Tag Archives: Software

License Agreements

When we download software (since many computers don’t have optical drives anymore) the first thing we see is the licensing agreement, which is very long and complicated. Here’s what all that legalese boils down to:

  1. You are obliged to send us money.
  2. We have the right to keep it.
  3. We are not responsible for the software failing to work, containing malware.
  4. In fact, we are not responsible for anything.
  5. We have the right to sell your personal information to anyone.
  6. We have the right to rewrite the software so you have to buy it again.
  7. We have the right to limit the time you can use the software.
  8. If there is a dispute, you will not sue; the dispute will be settled by arbitration.
  9. We reserve the right to pick someone we like and who likes us to act as arbitrator.
  10. When you lose (and you will), you will be responsible for paying any and all expenses for said arbitration.
  11. We paid one or more lawyers a lot of money to write this agreement, so we have included that cost in the price for this product.

How much money does the software industry spend each year on lawyers?
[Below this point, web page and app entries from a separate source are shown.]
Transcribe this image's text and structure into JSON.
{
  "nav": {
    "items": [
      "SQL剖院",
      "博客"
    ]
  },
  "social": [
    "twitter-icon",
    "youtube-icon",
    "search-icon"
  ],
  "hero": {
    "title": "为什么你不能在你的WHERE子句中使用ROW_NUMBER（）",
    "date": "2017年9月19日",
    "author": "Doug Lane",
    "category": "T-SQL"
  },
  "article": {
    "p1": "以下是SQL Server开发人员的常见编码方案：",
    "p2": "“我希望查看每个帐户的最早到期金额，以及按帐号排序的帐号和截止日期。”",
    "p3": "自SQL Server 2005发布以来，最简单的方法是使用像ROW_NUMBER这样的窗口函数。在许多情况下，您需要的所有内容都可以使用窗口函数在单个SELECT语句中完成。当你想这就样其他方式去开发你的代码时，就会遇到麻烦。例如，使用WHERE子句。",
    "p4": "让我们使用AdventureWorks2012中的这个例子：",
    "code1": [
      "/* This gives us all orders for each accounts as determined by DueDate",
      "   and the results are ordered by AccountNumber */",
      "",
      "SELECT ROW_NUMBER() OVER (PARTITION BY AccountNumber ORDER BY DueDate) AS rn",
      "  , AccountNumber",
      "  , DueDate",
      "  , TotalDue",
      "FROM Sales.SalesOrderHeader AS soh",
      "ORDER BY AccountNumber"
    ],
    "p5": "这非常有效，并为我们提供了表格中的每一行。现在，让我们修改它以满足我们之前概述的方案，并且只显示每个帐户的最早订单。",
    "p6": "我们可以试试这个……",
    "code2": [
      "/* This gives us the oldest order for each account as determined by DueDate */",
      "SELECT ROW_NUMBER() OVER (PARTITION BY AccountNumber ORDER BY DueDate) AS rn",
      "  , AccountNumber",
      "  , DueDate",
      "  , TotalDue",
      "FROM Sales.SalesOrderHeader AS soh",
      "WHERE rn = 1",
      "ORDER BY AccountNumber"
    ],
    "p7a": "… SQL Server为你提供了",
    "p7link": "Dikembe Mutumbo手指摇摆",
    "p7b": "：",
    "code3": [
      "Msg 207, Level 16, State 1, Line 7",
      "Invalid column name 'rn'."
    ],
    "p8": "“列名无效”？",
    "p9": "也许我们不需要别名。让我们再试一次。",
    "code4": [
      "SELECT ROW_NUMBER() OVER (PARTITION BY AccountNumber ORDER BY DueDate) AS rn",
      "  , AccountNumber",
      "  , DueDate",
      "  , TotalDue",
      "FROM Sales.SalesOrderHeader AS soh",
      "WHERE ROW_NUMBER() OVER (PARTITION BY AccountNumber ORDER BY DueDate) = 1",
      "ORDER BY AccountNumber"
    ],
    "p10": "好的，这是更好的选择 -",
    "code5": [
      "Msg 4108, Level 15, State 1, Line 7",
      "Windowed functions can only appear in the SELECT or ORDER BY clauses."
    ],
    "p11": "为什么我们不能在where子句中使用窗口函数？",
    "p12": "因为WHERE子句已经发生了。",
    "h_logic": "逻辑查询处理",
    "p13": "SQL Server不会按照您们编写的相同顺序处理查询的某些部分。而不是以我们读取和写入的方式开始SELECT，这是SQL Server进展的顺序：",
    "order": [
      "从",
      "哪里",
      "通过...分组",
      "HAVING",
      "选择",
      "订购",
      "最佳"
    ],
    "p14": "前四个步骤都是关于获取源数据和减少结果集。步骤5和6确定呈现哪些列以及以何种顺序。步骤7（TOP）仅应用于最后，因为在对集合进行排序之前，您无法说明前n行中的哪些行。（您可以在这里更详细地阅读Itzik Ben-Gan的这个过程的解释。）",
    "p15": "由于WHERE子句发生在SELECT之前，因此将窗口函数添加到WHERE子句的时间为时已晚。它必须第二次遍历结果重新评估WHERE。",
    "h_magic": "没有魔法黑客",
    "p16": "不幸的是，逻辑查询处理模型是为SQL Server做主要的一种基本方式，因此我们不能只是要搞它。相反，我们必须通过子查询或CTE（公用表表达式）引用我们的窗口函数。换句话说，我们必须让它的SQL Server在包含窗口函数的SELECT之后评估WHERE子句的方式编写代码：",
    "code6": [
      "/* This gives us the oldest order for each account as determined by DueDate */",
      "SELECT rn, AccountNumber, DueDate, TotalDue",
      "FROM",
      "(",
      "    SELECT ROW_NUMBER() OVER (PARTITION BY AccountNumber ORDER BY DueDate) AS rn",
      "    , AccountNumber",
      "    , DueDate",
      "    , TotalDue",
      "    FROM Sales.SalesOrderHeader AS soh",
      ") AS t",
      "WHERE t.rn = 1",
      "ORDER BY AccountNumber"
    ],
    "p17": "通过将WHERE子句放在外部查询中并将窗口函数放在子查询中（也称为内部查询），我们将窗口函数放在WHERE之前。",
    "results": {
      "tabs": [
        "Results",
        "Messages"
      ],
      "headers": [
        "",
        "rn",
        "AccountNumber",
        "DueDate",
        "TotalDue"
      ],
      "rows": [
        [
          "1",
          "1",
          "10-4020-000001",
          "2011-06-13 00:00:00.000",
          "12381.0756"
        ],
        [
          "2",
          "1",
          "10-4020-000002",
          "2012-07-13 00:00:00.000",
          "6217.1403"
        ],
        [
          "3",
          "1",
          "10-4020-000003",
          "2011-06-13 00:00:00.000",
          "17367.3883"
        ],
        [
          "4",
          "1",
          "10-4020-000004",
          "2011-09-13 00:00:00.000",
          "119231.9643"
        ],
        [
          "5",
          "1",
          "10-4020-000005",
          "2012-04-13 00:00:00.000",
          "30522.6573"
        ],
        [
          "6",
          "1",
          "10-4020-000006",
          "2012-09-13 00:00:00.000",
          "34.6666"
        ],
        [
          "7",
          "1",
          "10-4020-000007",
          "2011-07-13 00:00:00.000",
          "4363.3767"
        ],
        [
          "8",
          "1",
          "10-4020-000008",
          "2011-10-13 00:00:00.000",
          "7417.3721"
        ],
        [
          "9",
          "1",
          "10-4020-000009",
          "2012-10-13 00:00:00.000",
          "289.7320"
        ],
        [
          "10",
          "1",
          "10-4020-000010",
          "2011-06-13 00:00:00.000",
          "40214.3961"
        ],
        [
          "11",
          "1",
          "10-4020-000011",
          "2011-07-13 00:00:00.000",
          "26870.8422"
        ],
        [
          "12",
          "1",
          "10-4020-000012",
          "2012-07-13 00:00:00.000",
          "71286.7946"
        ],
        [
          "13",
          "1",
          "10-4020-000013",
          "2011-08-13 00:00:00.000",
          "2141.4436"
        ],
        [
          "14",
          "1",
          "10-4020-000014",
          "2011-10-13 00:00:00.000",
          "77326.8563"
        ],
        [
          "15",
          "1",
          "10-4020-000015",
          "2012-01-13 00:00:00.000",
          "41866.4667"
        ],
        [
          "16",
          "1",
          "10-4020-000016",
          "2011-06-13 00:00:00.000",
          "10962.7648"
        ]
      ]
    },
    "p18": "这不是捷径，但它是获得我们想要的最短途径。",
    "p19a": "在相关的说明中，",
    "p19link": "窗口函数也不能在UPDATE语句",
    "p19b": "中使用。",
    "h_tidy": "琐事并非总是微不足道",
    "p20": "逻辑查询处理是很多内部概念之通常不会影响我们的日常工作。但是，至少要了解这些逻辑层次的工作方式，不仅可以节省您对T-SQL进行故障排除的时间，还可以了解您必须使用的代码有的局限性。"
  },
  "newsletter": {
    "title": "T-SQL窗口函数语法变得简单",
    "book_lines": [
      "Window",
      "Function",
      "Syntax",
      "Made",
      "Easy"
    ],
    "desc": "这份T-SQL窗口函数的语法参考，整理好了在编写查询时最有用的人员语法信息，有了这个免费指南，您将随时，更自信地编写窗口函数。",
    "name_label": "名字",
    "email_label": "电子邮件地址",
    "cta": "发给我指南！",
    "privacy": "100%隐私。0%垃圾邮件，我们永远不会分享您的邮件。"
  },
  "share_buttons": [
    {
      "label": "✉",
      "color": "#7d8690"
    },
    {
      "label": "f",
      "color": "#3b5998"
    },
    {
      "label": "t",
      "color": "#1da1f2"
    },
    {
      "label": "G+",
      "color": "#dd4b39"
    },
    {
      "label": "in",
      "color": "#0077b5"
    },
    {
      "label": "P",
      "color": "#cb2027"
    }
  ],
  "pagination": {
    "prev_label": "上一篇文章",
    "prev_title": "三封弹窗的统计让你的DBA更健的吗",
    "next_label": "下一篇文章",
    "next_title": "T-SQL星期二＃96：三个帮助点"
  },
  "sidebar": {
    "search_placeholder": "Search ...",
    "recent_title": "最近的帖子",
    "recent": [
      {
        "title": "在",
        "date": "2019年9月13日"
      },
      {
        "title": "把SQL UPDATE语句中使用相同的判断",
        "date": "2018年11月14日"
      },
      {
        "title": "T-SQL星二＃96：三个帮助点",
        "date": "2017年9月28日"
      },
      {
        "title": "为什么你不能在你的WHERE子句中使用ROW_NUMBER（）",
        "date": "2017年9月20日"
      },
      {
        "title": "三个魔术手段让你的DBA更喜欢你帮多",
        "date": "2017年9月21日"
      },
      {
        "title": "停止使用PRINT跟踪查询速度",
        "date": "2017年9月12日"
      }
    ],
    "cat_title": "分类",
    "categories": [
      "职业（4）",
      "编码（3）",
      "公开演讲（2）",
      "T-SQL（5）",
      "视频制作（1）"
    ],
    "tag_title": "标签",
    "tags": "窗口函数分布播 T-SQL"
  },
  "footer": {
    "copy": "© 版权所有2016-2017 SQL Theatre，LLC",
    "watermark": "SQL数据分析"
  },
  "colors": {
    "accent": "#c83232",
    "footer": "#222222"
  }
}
Probably more than they do on software engineers–but tha’s just a guess.

Feel free to add “whereas,” “heretofore,” “hereinafter,” etc., as many times as you like.

Geekery for Geekery’s Sake

Dated--but still a great flick

Dated–but still a great flick

We all know that computer geeks love to speak among themselves in terms that defy logic, and the understanding of those they consider “mere mortals.” They speak of “enterprise-wide solutions” when they install software for an entire company. If you have a computer problem, they “open a ticket.”

Okay, we get it. If you spoke in plain English, we’d not be nearly so impressed. But what’s the deal with software names? Why must you geeks choose names that give absolutely no clue as to what the software is supposed to do?

Microsoft Silverlight: Sounds like it should, I don’t know, decrease the mass of a heavy metal? [It deals with streaming media, graphics, etc.]

Avast: Sounds like a program for messaging pirates. [It’s an anti-malware program]

Magical Jellybean: Something to prepare for Easter or Halloween? [It displays the activation codes you entered when installing software.]

While “Word” sort-of, kind-of suggests a word processor, “Excel” does not scream “SPREADSHEET” to me.

CCleaner: Is an anomaly; it means “crap cleaner” as in getting rid of all those leftover pieces of programs you no longer need. But, as I said, it’s an anomaly.

So, to all you computer geeks out there, be warned that, I’m getting ready to frambus on the esperel before re-chwising the quimbrel.

So, there!

Passwords, Activation Keys and Other Annoyances

Software companies invest time and effort into their products. They then try to sell them for the maximum price “that the market will bear.” I have no problem with profit, but when the profit is very lucrative it creates a major market for pirates, bootleggers and other ne’er-do-wells. The software industry‘s response, install special keys and filters so that copies can’t be used.

There’s a flaw in that theory.

Certain large Asian countries that do not honor our copyright laws reverse engineer our hardware, software and everything else. Hackers laugh at “your paltry little schemes!” They then share their tools and techniques freely on the internet and people happily install copied software with hacked activation codes or passwords.

In the meantime, honest people (well, even the dishonest ones) have computers crash and need to reinstall the software. This is a long and painful process even if you backup your data regularly.

It is even more painful if you can’t remember where you put the original disk with the activation code.

I upgraded the version of Windows on a computer that had come with a prior version of Windows installed. The motherboard (the main board into which everything else connects) failed, so I replaced it with the identical board from the original manufacturer.

Except that the folks at the computer company, which I won’t name, but the initials are H & P, had added one itty-bitty-tiny bit of code to the BIOS chip (the program that starts up the computer.) When I tried to reinstall the new version of Windows it wouldn’t accept that it was an upgrade because that code (called a tattoo) wasn’t there.

Customer service at Windows response – “That’s the way it goes.”

Fortunately, those who do not study the past are doomed to repeat it. The software companies are not studying history.

Remember when VCRs were new? (If you don’t, ask your parents or grandparents.) Movies on tape sold for nearly $80 a piece – thereby spawning the video rental industry. Remember Hollywood Video and Blockbuster? (If you don’t, ask your parents or grandparents.) The movie people soon realized that the people who were making the profit were the video rental stores. Their eventual response – make the price of a movie attractive enough so that people would be willing to buy their own copies.

Now people pick up movies by choice or even as an impulse purchase. I’ve even purchased a favorite, “Just in case I don’t already have it.”

The movie industry is going through another evolution as people shift from buying a movie on tape, then buying the same movie on DVD, then buying it again on Blu-ray. Now they’re streaming video through a service like NETFLIX and watching their favorites that way. It’ll be interesting to see how that develops; it’s great at home, but if you want to have a movie for the kids to watch in the car during the trip over the river and through the woods to Grandmother’s house, you need to purchase the disc.

I wonder if the software companies are studying this, or just planning on doing more of the same.

Just thought you’d want something to think about.